In the ISO webstore, parts of the standard can be viewed free of charge. Beside the table of contents, foreword and introduction to the standard, sections 1 to 3 (Scope of Application, Normative References, Definitions) are available.
Position, Target Audience and Normative Range of ISO 20607
The position of the standard becomes clear when reading the sections in the free preview: It is a standard in the area of machine safety and is identified as a Type B standard as per ISO 12100. The target audience for the standard mentioned in the scope names authorities, users, consumers, standards institutes and machinery manufacturers. The standard provides information on structuring the instruction handbook, doing so – according to the statement in the scope – in more detail than IEC/IEEE 82079-1.
Generally, the standard digs somewhat deeper by giving clear guidelines – as a recommendation – on the structure and content of the instruction handbook. Which brings us to the “cookbook”.
On another positive note, the standard does away with a rather outdated discussion (instruction handbook exclusively in paper form) and follows up on 82079-1 by opening towards instruction handbooks in electronic form depending on local legal regulations.
After the successful harmonization of the Machinery Directive, this is a valuable clarification of the requirements with regard to technical documentation. The standard is currently in the harmonization process and will be published as an EN in the next few months (probably in the fall of 2019). Preparations for harmonization with the EC Directive for Machinery 2006/42/EC are already underway, which play an interesting role in the application of the standard.
Technical editing departments in mechanical engineering companies would be well advised to start working in parallel with both standards (20607 and 82079-1, Edition 2). 20607 is well suited for a quick creation of a instruction handbook, but falls short in the basic conception of the documentation of a mechanical engineering company.

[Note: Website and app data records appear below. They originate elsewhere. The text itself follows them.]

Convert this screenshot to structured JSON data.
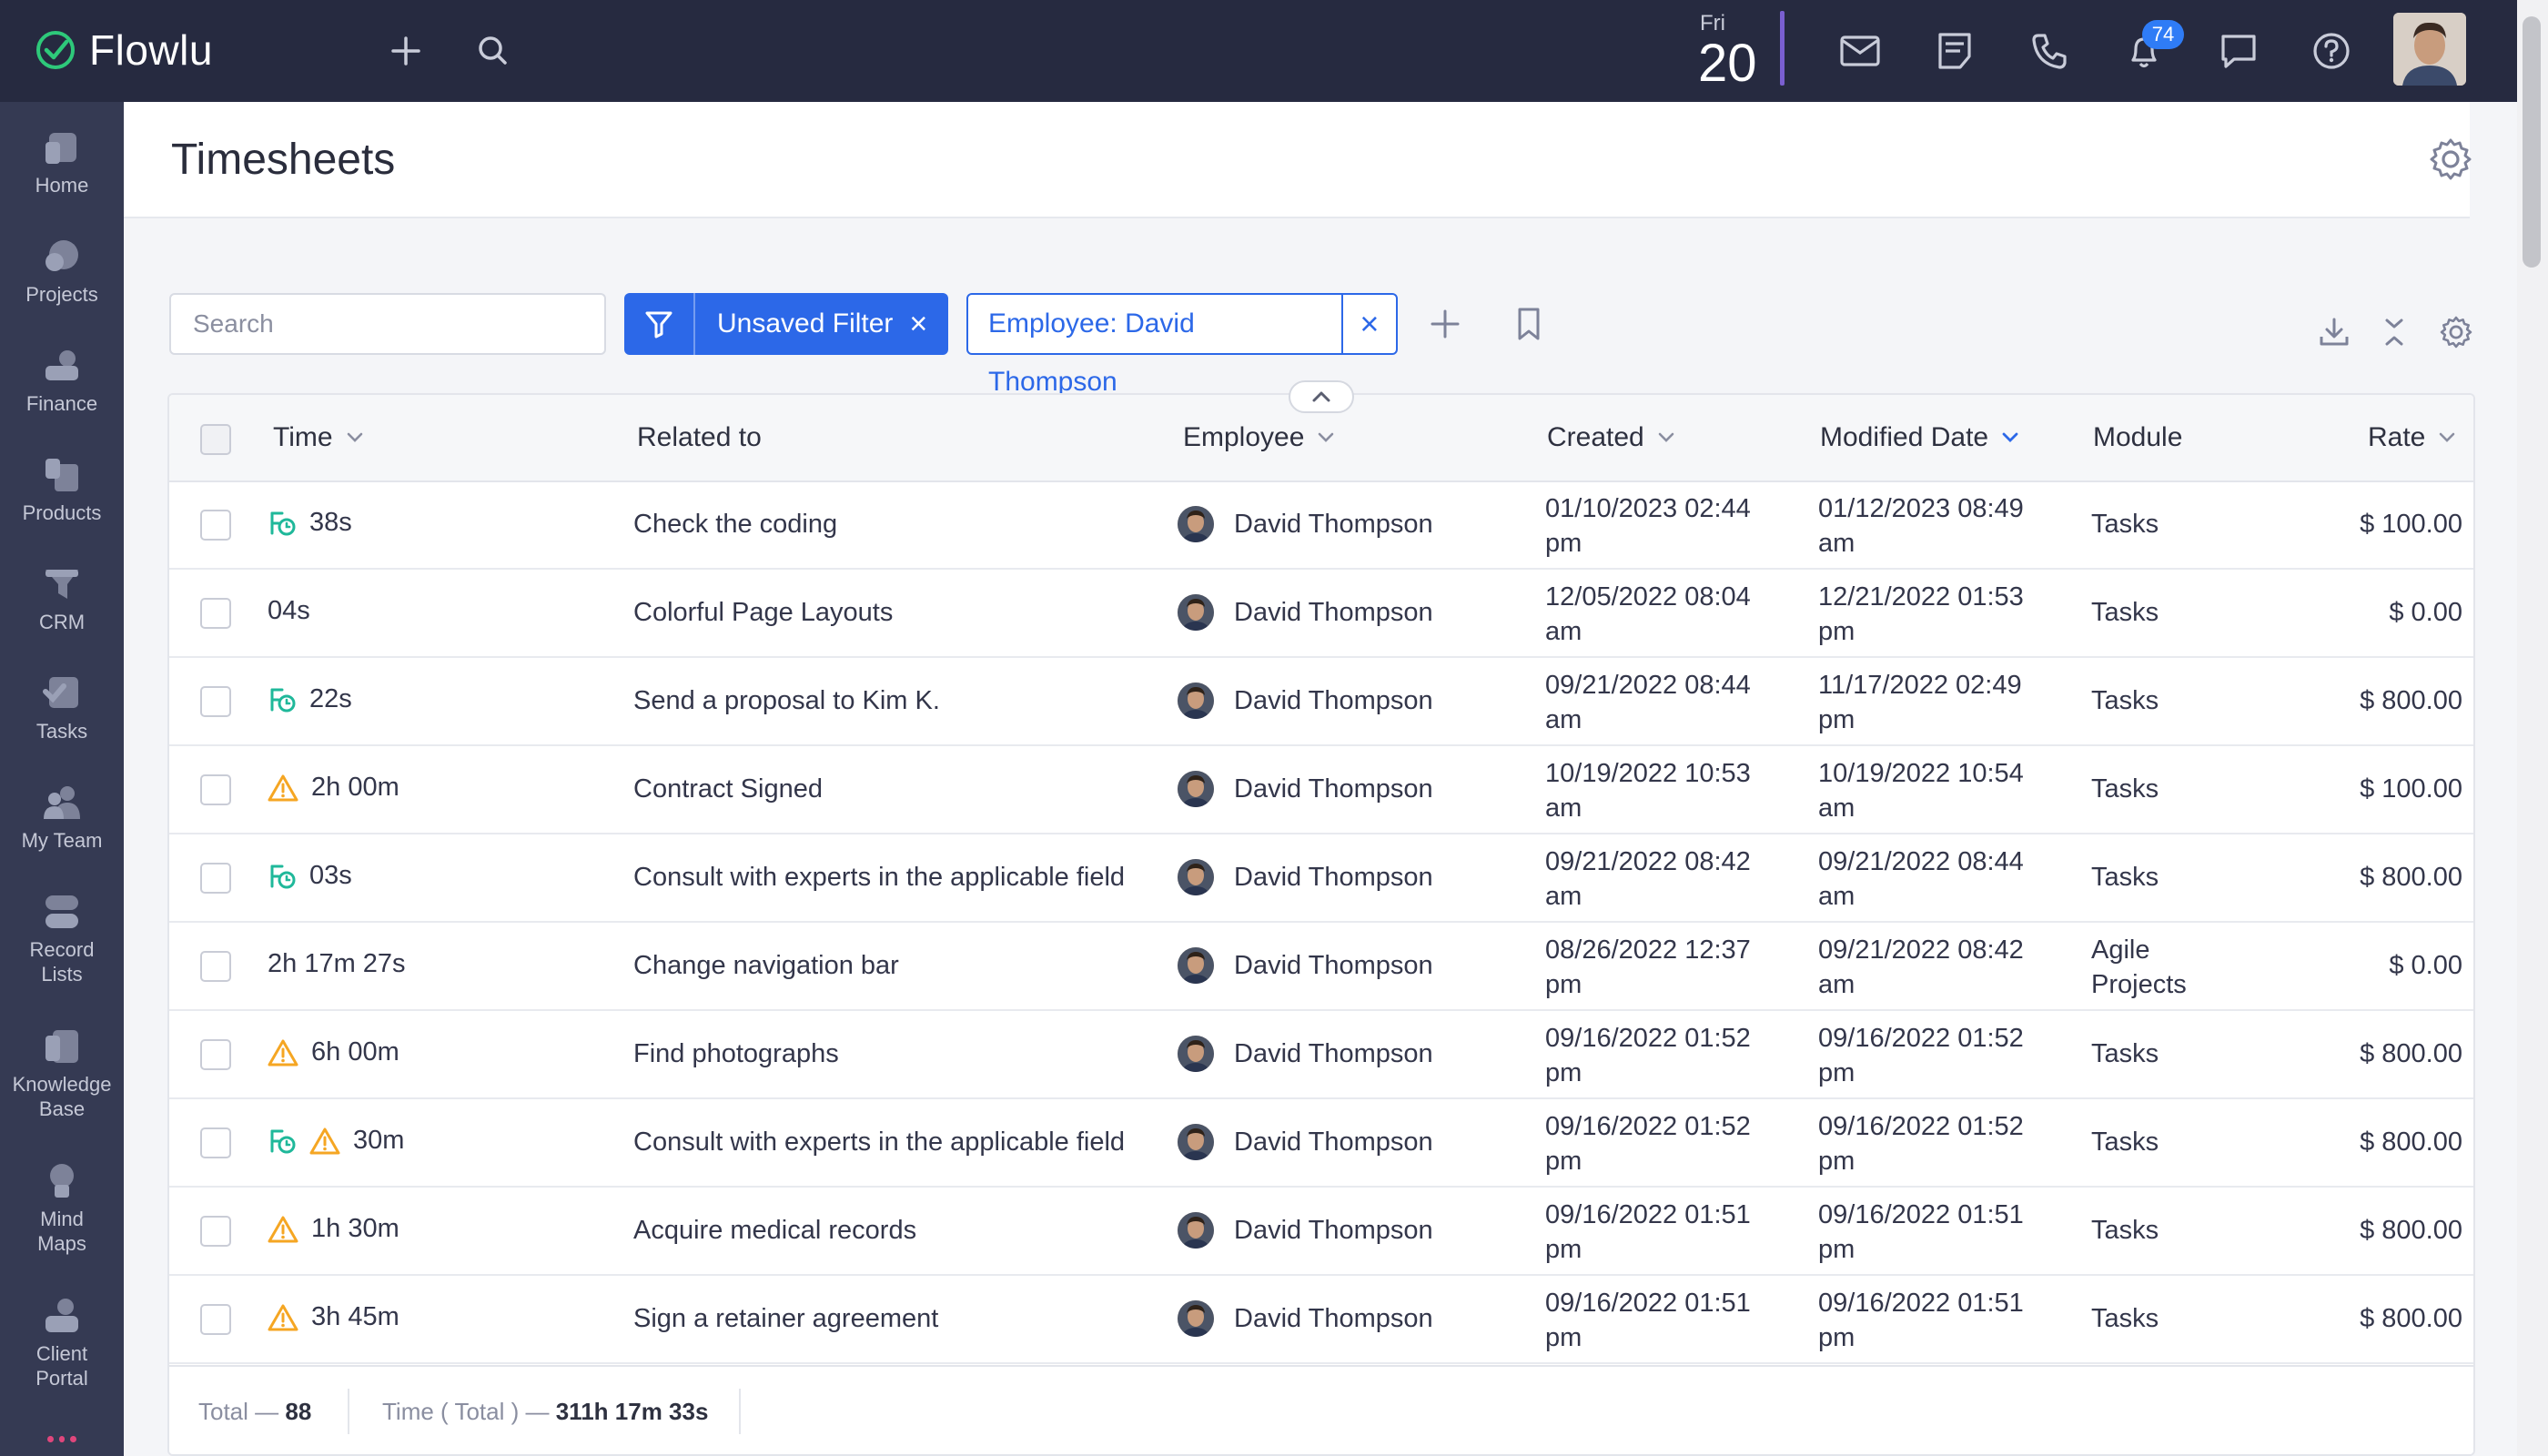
{
  "app": {
    "name": "Flowlu"
  },
  "topbar": {
    "date_dow": "Fri",
    "date_day": "20",
    "notifications_count": "74",
    "icons": [
      "plus-icon",
      "search-icon",
      "mail-icon",
      "notes-icon",
      "phone-icon",
      "bell-icon",
      "chat-icon",
      "help-icon"
    ]
  },
  "sidebar": {
    "items": [
      {
        "label": "Home",
        "icon": "home-icon"
      },
      {
        "label": "Projects",
        "icon": "projects-icon"
      },
      {
        "label": "Finance",
        "icon": "finance-icon"
      },
      {
        "label": "Products",
        "icon": "products-icon"
      },
      {
        "label": "CRM",
        "icon": "crm-icon"
      },
      {
        "label": "Tasks",
        "icon": "tasks-icon"
      },
      {
        "label": "My Team",
        "icon": "team-icon"
      },
      {
        "label": "Record Lists",
        "icon": "record-lists-icon"
      },
      {
        "label": "Knowledge Base",
        "icon": "knowledge-base-icon"
      },
      {
        "label": "Mind Maps",
        "icon": "mind-maps-icon"
      },
      {
        "label": "Client Portal",
        "icon": "client-portal-icon"
      }
    ]
  },
  "page": {
    "title": "Timesheets"
  },
  "toolbar": {
    "search_placeholder": "Search",
    "filter_label": "Unsaved Filter",
    "filter_remove": "×",
    "chip_label": "Employee: David Thompson",
    "chip_remove": "×"
  },
  "table": {
    "columns": {
      "time": "Time",
      "related": "Related to",
      "employee": "Employee",
      "created": "Created",
      "modified": "Modified Date",
      "module": "Module",
      "rate": "Rate"
    },
    "rows": [
      {
        "icons": [
          "timer"
        ],
        "time": "38s",
        "related": "Check the coding",
        "employee": "David Thompson",
        "created_1": "01/10/2023 02:44",
        "created_2": "pm",
        "modified_1": "01/12/2023 08:49",
        "modified_2": "am",
        "module_1": "Tasks",
        "module_2": "",
        "rate": "$ 100.00"
      },
      {
        "icons": [],
        "time": "04s",
        "related": "Colorful Page Layouts",
        "employee": "David Thompson",
        "created_1": "12/05/2022 08:04",
        "created_2": "am",
        "modified_1": "12/21/2022 01:53",
        "modified_2": "pm",
        "module_1": "Tasks",
        "module_2": "",
        "rate": "$ 0.00"
      },
      {
        "icons": [
          "timer"
        ],
        "time": "22s",
        "related": "Send a proposal to Kim K.",
        "employee": "David Thompson",
        "created_1": "09/21/2022 08:44",
        "created_2": "am",
        "modified_1": "11/17/2022 02:49",
        "modified_2": "pm",
        "module_1": "Tasks",
        "module_2": "",
        "rate": "$ 800.00"
      },
      {
        "icons": [
          "warning"
        ],
        "time": "2h 00m",
        "related": "Contract Signed",
        "employee": "David Thompson",
        "created_1": "10/19/2022 10:53",
        "created_2": "am",
        "modified_1": "10/19/2022 10:54",
        "modified_2": "am",
        "module_1": "Tasks",
        "module_2": "",
        "rate": "$ 100.00"
      },
      {
        "icons": [
          "timer"
        ],
        "time": "03s",
        "related": "Consult with experts in the applicable field",
        "employee": "David Thompson",
        "created_1": "09/21/2022 08:42",
        "created_2": "am",
        "modified_1": "09/21/2022 08:44",
        "modified_2": "am",
        "module_1": "Tasks",
        "module_2": "",
        "rate": "$ 800.00"
      },
      {
        "icons": [],
        "time": "2h 17m 27s",
        "related": "Change navigation bar",
        "employee": "David Thompson",
        "created_1": "08/26/2022 12:37",
        "created_2": "pm",
        "modified_1": "09/21/2022 08:42",
        "modified_2": "am",
        "module_1": "Agile",
        "module_2": "Projects",
        "rate": "$ 0.00"
      },
      {
        "icons": [
          "warning"
        ],
        "time": "6h 00m",
        "related": "Find photographs",
        "employee": "David Thompson",
        "created_1": "09/16/2022 01:52",
        "created_2": "pm",
        "modified_1": "09/16/2022 01:52",
        "modified_2": "pm",
        "module_1": "Tasks",
        "module_2": "",
        "rate": "$ 800.00"
      },
      {
        "icons": [
          "timer",
          "warning"
        ],
        "time": "30m",
        "related": "Consult with experts in the applicable field",
        "employee": "David Thompson",
        "created_1": "09/16/2022 01:52",
        "created_2": "pm",
        "modified_1": "09/16/2022 01:52",
        "modified_2": "pm",
        "module_1": "Tasks",
        "module_2": "",
        "rate": "$ 800.00"
      },
      {
        "icons": [
          "warning"
        ],
        "time": "1h 30m",
        "related": "Acquire medical records",
        "employee": "David Thompson",
        "created_1": "09/16/2022 01:51",
        "created_2": "pm",
        "modified_1": "09/16/2022 01:51",
        "modified_2": "pm",
        "module_1": "Tasks",
        "module_2": "",
        "rate": "$ 800.00"
      },
      {
        "icons": [
          "warning"
        ],
        "time": "3h 45m",
        "related": "Sign a retainer agreement",
        "employee": "David Thompson",
        "created_1": "09/16/2022 01:51",
        "created_2": "pm",
        "modified_1": "09/16/2022 01:51",
        "modified_2": "pm",
        "module_1": "Tasks",
        "module_2": "",
        "rate": "$ 800.00"
      }
    ]
  },
  "footer": {
    "total_label": "Total —",
    "total_value": "88",
    "time_label": "Time ( Total ) —",
    "time_value": "311h 17m 33s"
  },
  "colors": {
    "topbar": "#262a40",
    "sidebar": "#353a53",
    "accent": "#2c68e8",
    "timer_icon": "#1fb89a",
    "warning_icon": "#f5a623",
    "date_bar": "#7a5fd0"
  }
}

The standard does not focus on comprehensive approaches, principles, criteria, basics and processes in the way 82079-1 does. IEC/IEEE 82079-1 also requires knowledge of information development and makes concept work necessary.
IEC/IEEE 82079-1 thus forms the basic standard and should always be applied in the creation of information products, also for instruction handbooks for machines. The insight into both standards, however, will prove valuable in any case for technical editing departments in mechanical engineering companies.